“The thing about being a small business, there is always a lot of competition going on, and now you have global brands that want to do what we are doing,” he says. “There was a recent article saying that local thobe designers will have to compete with brands like Armani or Carolina Herrera, who started introducing the thobe into their fashion as well.”

Such issues can be a problem, but Al Akeel reassuringly says that he does not think the thobe market has expanded to the point where he feels threatened.

And, regardless of any potential obstacles, the Saudi designer is certain that he will only climb higher.

“We have four different thobe lines; the trend line, the classic line, the bohemian line and the sports line. And now, we introduced the blue label, which is up-market, optimum in quality fabric… pricing is obviously much higher, and it is a more exclusive collection, very few people get to wear it…” he points out.

“I am luxury. I am not mass. When people come to my boutique, they expect a certain standard. Considering the quality and craftsmanship, my brand is not that expensive,” he adds.

Having been in the market for the past five years, Al Akeel is able to spare some advice for entrepreneurs who are seeking to follow in his footsteps.

“You do not have to be a doctor or a lawyer to succeed. All you have to do is hold a talent. If you nurture your talent, you can really succeed at it,” he says, adding: “I hope to be that person who can show Saudi culture how to find the time to nurture their talents. They are actually really struggling at this moment because a lot of people do not have the tools and do not have the education to further their career.”

Al Akeel is clearly not a corporate person. Instead, he leans heavily towards the creative side. But, once he found his world, he excelled. It is no wonder he is referred to as the Tom Ford of the Middle East.

Subscribe to our Newsletter
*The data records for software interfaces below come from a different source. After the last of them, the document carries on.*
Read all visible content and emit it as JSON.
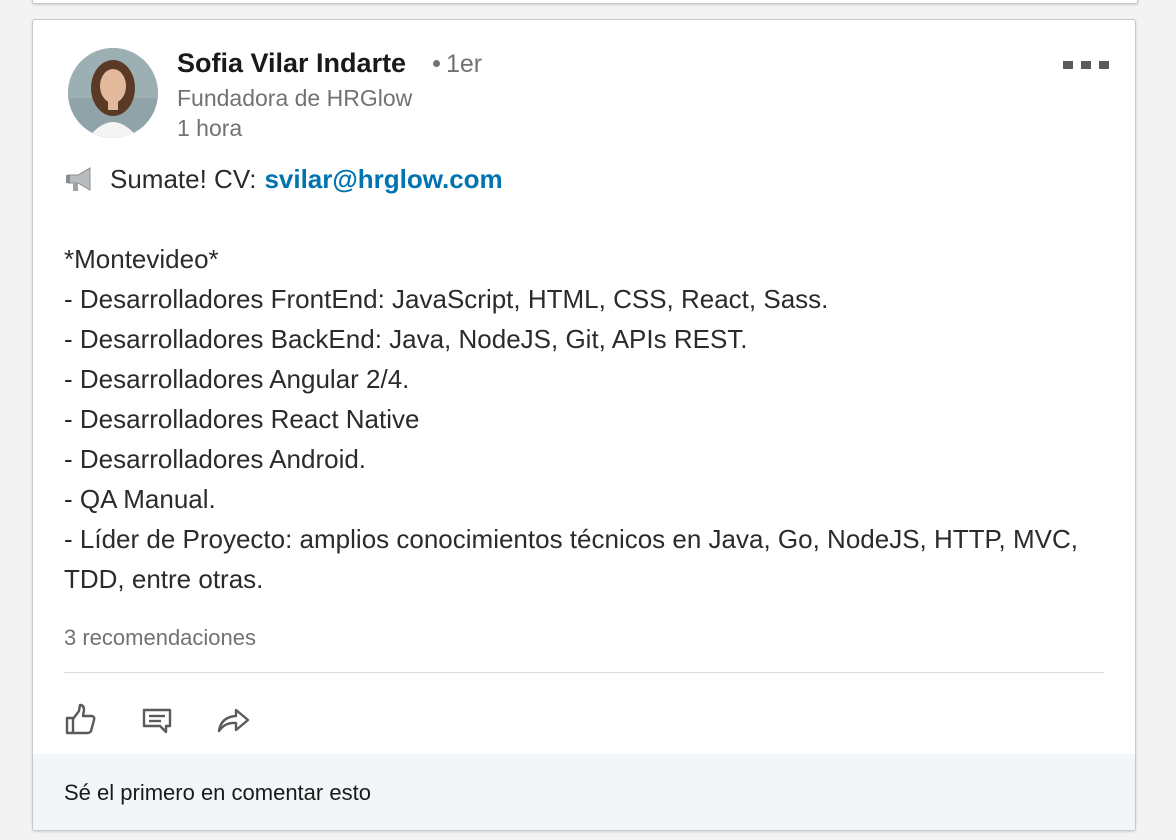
{
  "post": {
    "author": {
      "name": "Sofia Vilar Indarte",
      "degree": "1er",
      "headline": "Fundadora de HRGlow",
      "time": "1 hora"
    },
    "body": {
      "intro": "Sumate! CV:",
      "email": "svilar@hrglow.com",
      "lines": [
        "*Montevideo*",
        "- Desarrolladores FrontEnd: JavaScript, HTML, CSS, React, Sass.",
        "- Desarrolladores BackEnd: Java, NodeJS, Git, APIs REST.",
        "- Desarrolladores Angular 2/4.",
        "- Desarrolladores React Native",
        "- Desarrolladores Android.",
        "- QA Manual.",
        "- Líder de Proyecto: amplios conocimientos técnicos en Java, Go, NodeJS, HTTP, MVC, TDD, entre otras."
      ]
    },
    "recommendations": "3 recomendaciones",
    "comment_prompt": "Sé el primero en comentar esto"
  },
  "icons": {
    "more": "more-horizontal-icon",
    "megaphone": "megaphone-icon",
    "like": "thumbs-up-icon",
    "comment": "comment-icon",
    "share": "share-icon"
  },
  "colors": {
    "link": "#0073b1",
    "secondary_text": "#727272",
    "footer_bg": "#f3f6f8"
  }
}
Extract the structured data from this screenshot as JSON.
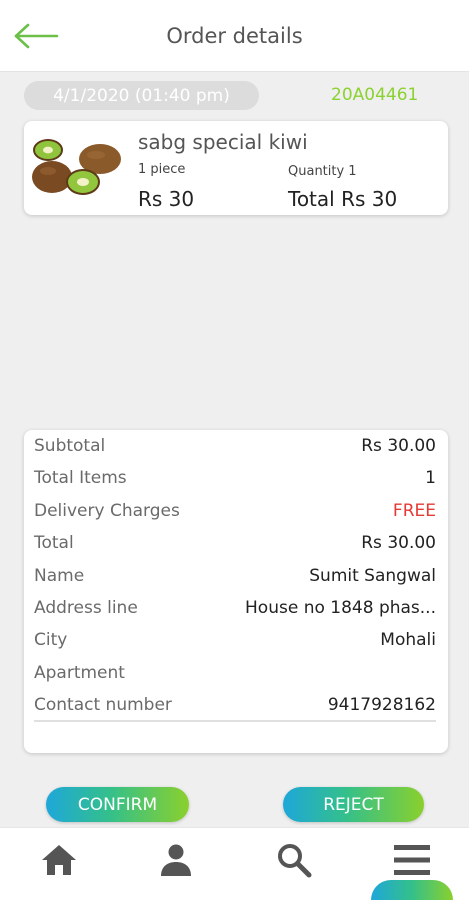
{
  "header": {
    "title": "Order details",
    "back_icon": "arrow-left-icon",
    "accent": "#6cc04a"
  },
  "order": {
    "date": "4/1/2020 (01:40 pm)",
    "id": "20A04461",
    "id_color": "#8cd132"
  },
  "item": {
    "name": "sabg special kiwi",
    "unit": "1 piece",
    "quantity": "Quantity 1",
    "price": "Rs 30",
    "total": "Total Rs 30"
  },
  "summary": {
    "subtotal_label": "Subtotal",
    "subtotal": "Rs 30.00",
    "items_label": "Total Items",
    "items": "1",
    "delivery_label": "Delivery Charges",
    "delivery": "FREE",
    "delivery_color": "#e53935",
    "total_label": "Total",
    "total": "Rs 30.00",
    "name_label": "Name",
    "name": "Sumit Sangwal",
    "address_label": "Address line",
    "address": "House no 1848 phas...",
    "city_label": "City",
    "city": "Mohali",
    "apartment_label": "Apartment",
    "apartment": "",
    "contact_label": "Contact number",
    "contact": "9417928162"
  },
  "actions": {
    "confirm": "CONFIRM",
    "reject": "REJECT"
  },
  "nav": {
    "icons": [
      "home-icon",
      "person-icon",
      "search-icon",
      "menu-icon"
    ]
  }
}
Subscribe to Arabian Business' newsletter to receive the latest breaking news and business stories in Dubai,the UAE and the GCC straight to your inbox.